fifty sixty voters or not less than one percent of the registered voters who cast their vote for in the candidate’s party ‘s in that legislative district, county or county commissioner district gubernatorial candidate at the last general election, whichever is less. The petition shall clearly designate the senatorial or representative district for which said individual is a candidate [BOE, 2016.11.16].
Notice how far this moves from the original vote-center counting problem. This proposal applies to every county, not just the seven where vote centers foul the gubernatorial count. Raising the default signature count from 50 to 60 has nothing to do with the counting problem. And as with Referred Law 19, basing signature counts on total registered voters instead of turnout in the gubernatorial election practically guarantees that everyone will have to get more signatures, meaning more candidates will fall short, and voters will have fewer candidates on their ballots.
Secretary Krebs then brought forward an even bigger ker-whallop on independents with this proposed new section for Chapter 12-7:
The number of signatures required shall be signed by not less than one percent of the total number of registered voters in that legislative district, county or county commissioner district at the last general election. The petition shall clearly designate the senatorial or representative district for which said individual is a candidate [BOE, 2016.11.16].

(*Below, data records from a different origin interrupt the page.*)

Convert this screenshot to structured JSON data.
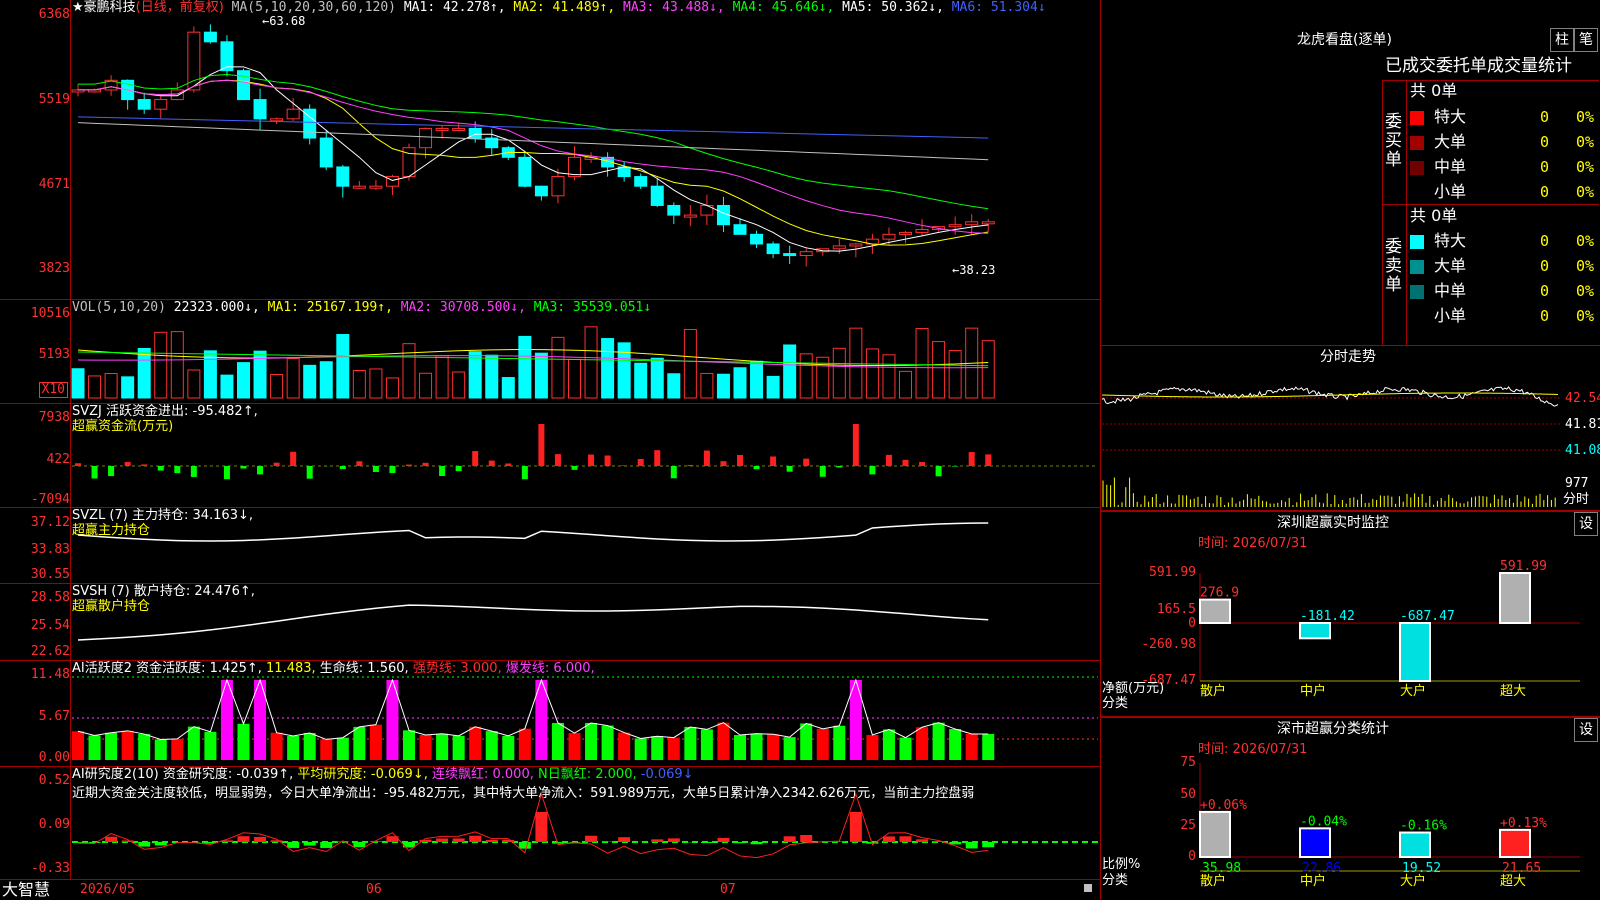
{
  "app": {
    "stock_name": "★豪鹏科技",
    "chart_mode": "(日线，前复权)",
    "brand": "大智慧"
  },
  "main": {
    "ma_label": "MA(5,10,20,30,60,120)",
    "ma1": "MA1: 42.278↑,",
    "ma2": "MA2: 41.489↑,",
    "ma3": "MA3: 43.488↓,",
    "ma4": "MA4: 45.646↓,",
    "ma5": "MA5: 50.362↓,",
    "ma6": "MA6: 51.304↓",
    "high_note": "←63.68",
    "low_note": "←38.23",
    "yticks": [
      "6368",
      "5519",
      "4671",
      "3823"
    ]
  },
  "vol": {
    "label": "VOL(5,10,20)",
    "value": "22323.000↓,",
    "ma1": "MA1: 25167.199↑,",
    "ma2": "MA2: 30708.500↓,",
    "ma3": "MA3: 35539.051↓",
    "yticks": [
      "10516",
      "5193"
    ],
    "unit": "X10"
  },
  "svzj": {
    "label": "SVZJ  活跃资金进出: -95.482↑,",
    "sub": "超赢资金流(万元)",
    "yticks": [
      "7938",
      "422",
      "-7094"
    ]
  },
  "svzl": {
    "label": "SVZL (7) 主力持仓: 34.163↓,",
    "sub": "超赢主力持仓",
    "yticks": [
      "37.12",
      "33.83",
      "30.55"
    ]
  },
  "svsh": {
    "label": "SVSH (7) 散户持仓: 24.476↑,",
    "sub": "超赢散户持仓",
    "yticks": [
      "28.58",
      "25.54",
      "22.62"
    ]
  },
  "ai1": {
    "label": "AI活跃度2 资金活跃度: 1.425↑,",
    "v2": "11.483,",
    "v3": "生命线: 1.560,",
    "v4": "强势线: 3.000,",
    "v5": "爆发线: 6.000,",
    "yticks": [
      "11.48",
      "5.67",
      "0.00"
    ]
  },
  "ai2": {
    "label": "AI研究度2(10) 资金研究度: -0.039↑,",
    "v2": "平均研究度: -0.069↓,",
    "v3": "连续飘红: 0.000,",
    "v4": "N日飘红: 2.000,",
    "v5": "-0.069↓",
    "comment": "近期大资金关注度较低，明显弱势，今日大单净流出：-95.482万元，其中特大单净流入：591.989万元，大单5日累计净入2342.626万元，当前主力控盘弱",
    "yticks": [
      "0.52",
      "0.09",
      "-0.33"
    ]
  },
  "xaxis": [
    "2026/05",
    "06",
    "07"
  ],
  "lhb": {
    "title": "龙虎看盘(逐单)",
    "btn1": "柱",
    "btn2": "笔",
    "subtitle": "已成交委托单成交量统计",
    "buy_label": "委买单",
    "sell_label": "委卖单",
    "buy_total": "共 0单",
    "sell_total": "共 0单",
    "buy_rows": [
      {
        "name": "特大",
        "count": "0",
        "pct": "0%",
        "color": "#ff0000"
      },
      {
        "name": "大单",
        "count": "0",
        "pct": "0%",
        "color": "#a00000"
      },
      {
        "name": "中单",
        "count": "0",
        "pct": "0%",
        "color": "#700000"
      },
      {
        "name": "小单",
        "count": "0",
        "pct": "0%",
        "color": ""
      }
    ],
    "sell_rows": [
      {
        "name": "特大",
        "count": "0",
        "pct": "0%",
        "color": "#00ffff"
      },
      {
        "name": "大单",
        "count": "0",
        "pct": "0%",
        "color": "#009090"
      },
      {
        "name": "中单",
        "count": "0",
        "pct": "0%",
        "color": "#007070"
      },
      {
        "name": "小单",
        "count": "0",
        "pct": "0%",
        "color": ""
      }
    ]
  },
  "fenshi": {
    "title": "分时走势",
    "yticks": [
      "42.54",
      "41.81",
      "41.08",
      "977"
    ],
    "footer": "分时"
  },
  "sz_monitor": {
    "title": "深圳超赢实时监控",
    "btn": "设",
    "time": "时间: 2026/07/31",
    "yticks": [
      "591.99",
      "165.5",
      "0",
      "-260.98",
      "-687.47"
    ],
    "ylabel": "净额(万元)",
    "xlabel": "分类",
    "chart_data": {
      "type": "bar",
      "categories": [
        "散户",
        "中户",
        "大户",
        "超大"
      ],
      "values": [
        276.9,
        -181.42,
        -687.47,
        591.99
      ],
      "value_labels": [
        "276.9",
        "-181.42",
        "-687.47",
        "591.99"
      ],
      "ylim": [
        -687.47,
        591.99
      ]
    }
  },
  "sh_stats": {
    "title": "深市超赢分类统计",
    "btn": "设",
    "time": "时间: 2026/07/31",
    "yticks": [
      "75",
      "50",
      "25",
      "0"
    ],
    "ylabel": "比例%",
    "xlabel": "分类",
    "chart_data": {
      "type": "bar",
      "categories": [
        "散户",
        "中户",
        "大户",
        "超大"
      ],
      "values": [
        35.98,
        22.86,
        19.52,
        21.65
      ],
      "change_labels": [
        "+0.06%",
        "-0.04%",
        "-0.16%",
        "+0.13%"
      ],
      "value_labels": [
        "35.98",
        "22.86",
        "19.52",
        "21.65"
      ],
      "ylim": [
        0,
        75
      ]
    }
  }
}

The Secretary’s handout to Board members indicated that in District 10, in and east of Sioux Falls, independent candidates for Legislature would see their signature requirement jump from 71 to 157. Similar increases would happen in most districts.
Alarmingly, the sentiment of the committee seemed to be, serves those independents right! Board member Linda Lea Viken noted that independent registration is increasing and they can collect signatures from any registered voter. Secretary Krebs noted the additional month independents get to circulate petitions. Viken thus concluded that independents have greater opportunity to get voter signatures than party members.

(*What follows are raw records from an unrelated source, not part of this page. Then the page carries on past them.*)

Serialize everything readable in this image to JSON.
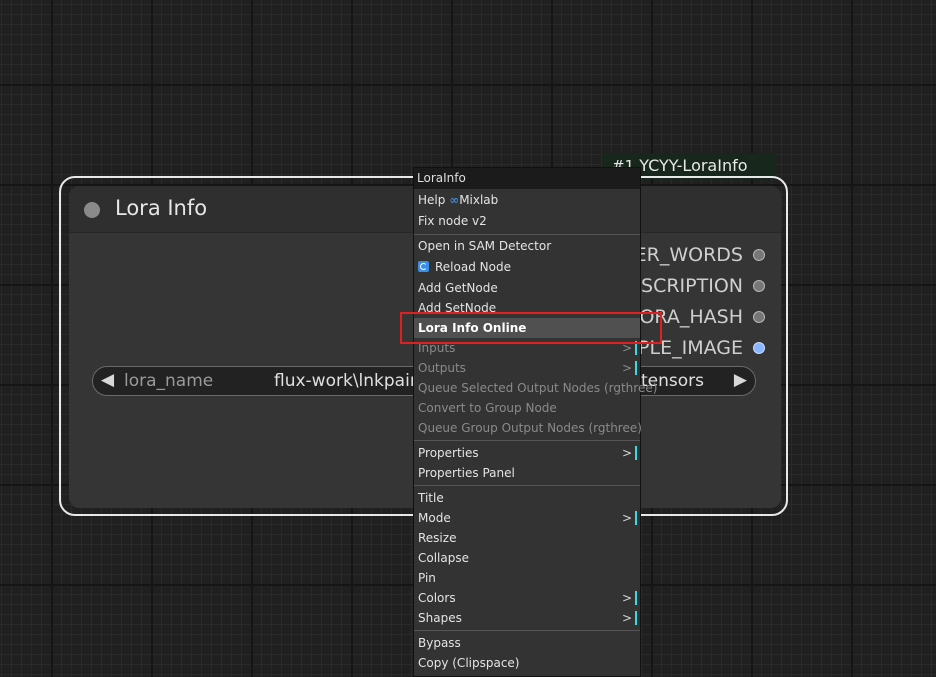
{
  "badge": {
    "number": "#1",
    "title": "YCYY-LoraInfo"
  },
  "node": {
    "title": "Lora Info",
    "outputs": [
      "SER_WORDS",
      "ESCRIPTION",
      "LORA_HASH",
      "IPLE_IMAGE"
    ],
    "widget": {
      "label": "lora_name",
      "value": "flux-work\\lnkpain",
      "value_end": "tensors"
    }
  },
  "menu": {
    "title": "LoraInfo",
    "help_label": "Help",
    "mixlab_label": "Mixlab",
    "fix_node": "Fix node v2",
    "open_sam": "Open in SAM Detector",
    "reload_node": "Reload Node",
    "add_getnode": "Add GetNode",
    "add_setnode": "Add SetNode",
    "lora_info_online": "Lora Info Online",
    "inputs": "Inputs",
    "outputs": "Outputs",
    "queue_selected": "Queue Selected Output Nodes (rgthree)",
    "convert_group": "Convert to Group Node",
    "queue_group": "Queue Group Output Nodes (rgthree)",
    "properties": "Properties",
    "properties_panel": "Properties Panel",
    "title_item": "Title",
    "mode": "Mode",
    "resize": "Resize",
    "collapse": "Collapse",
    "pin": "Pin",
    "colors": "Colors",
    "shapes": "Shapes",
    "bypass": "Bypass",
    "copy_clipspace": "Copy (Clipspace)",
    "submenu_arrow": ">"
  }
}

I understand the need to settle on one simple, objective standard for determining signature requirements. 1% of registered voters is a simple, objective standard which, says Secretary Krebs, better captures who potentially could nominate candidates in each district.
However, the registered vote count is not as fair a standard as the equally simple and objective standard of actual turnout. Even vote centers record turnout by district. We don’t know which ballot lines those vote center voters may have marked, but we know they cast ballots. Turnout better represents people who are likely to bother to sign nominating petitions. Registration numbers include lots of people who may not have voted for the last six years and thus are far less engaged politically than active voters.
And as I explained in numerous conversations about Referred Law 19, independents do not enjoy any unfair advantage in collecting petition signatures. They have no party to hold meetings and organize petition drives. The “extra month” they get to circulate petitions recognizes that, more often than not, independent bids are reactions to the failure of the major parties to field acceptable candidates. Practically, most independent candidates don’t get an extra month to circulate; they have only that month to circulate.
Instead of beating up on independents, we could stick with a turnout calculation and keep signature requirements where they are now. We could set hard numbers for each district close to current levels. We could adopt the suboptimal statewide formula of requiring independents to get essentially the sum of the Republican and Democratic signature requirements. Any one of those options would resolve the vote-center uncountability without further restricting independent ballot access.
The Board of Elections approved these measures with minor amendments. These proposals will thus bubble up in the Legislature, where we’ll have to seek some Republican support for easing the petition restrictions and ending the assault on independent ballot access.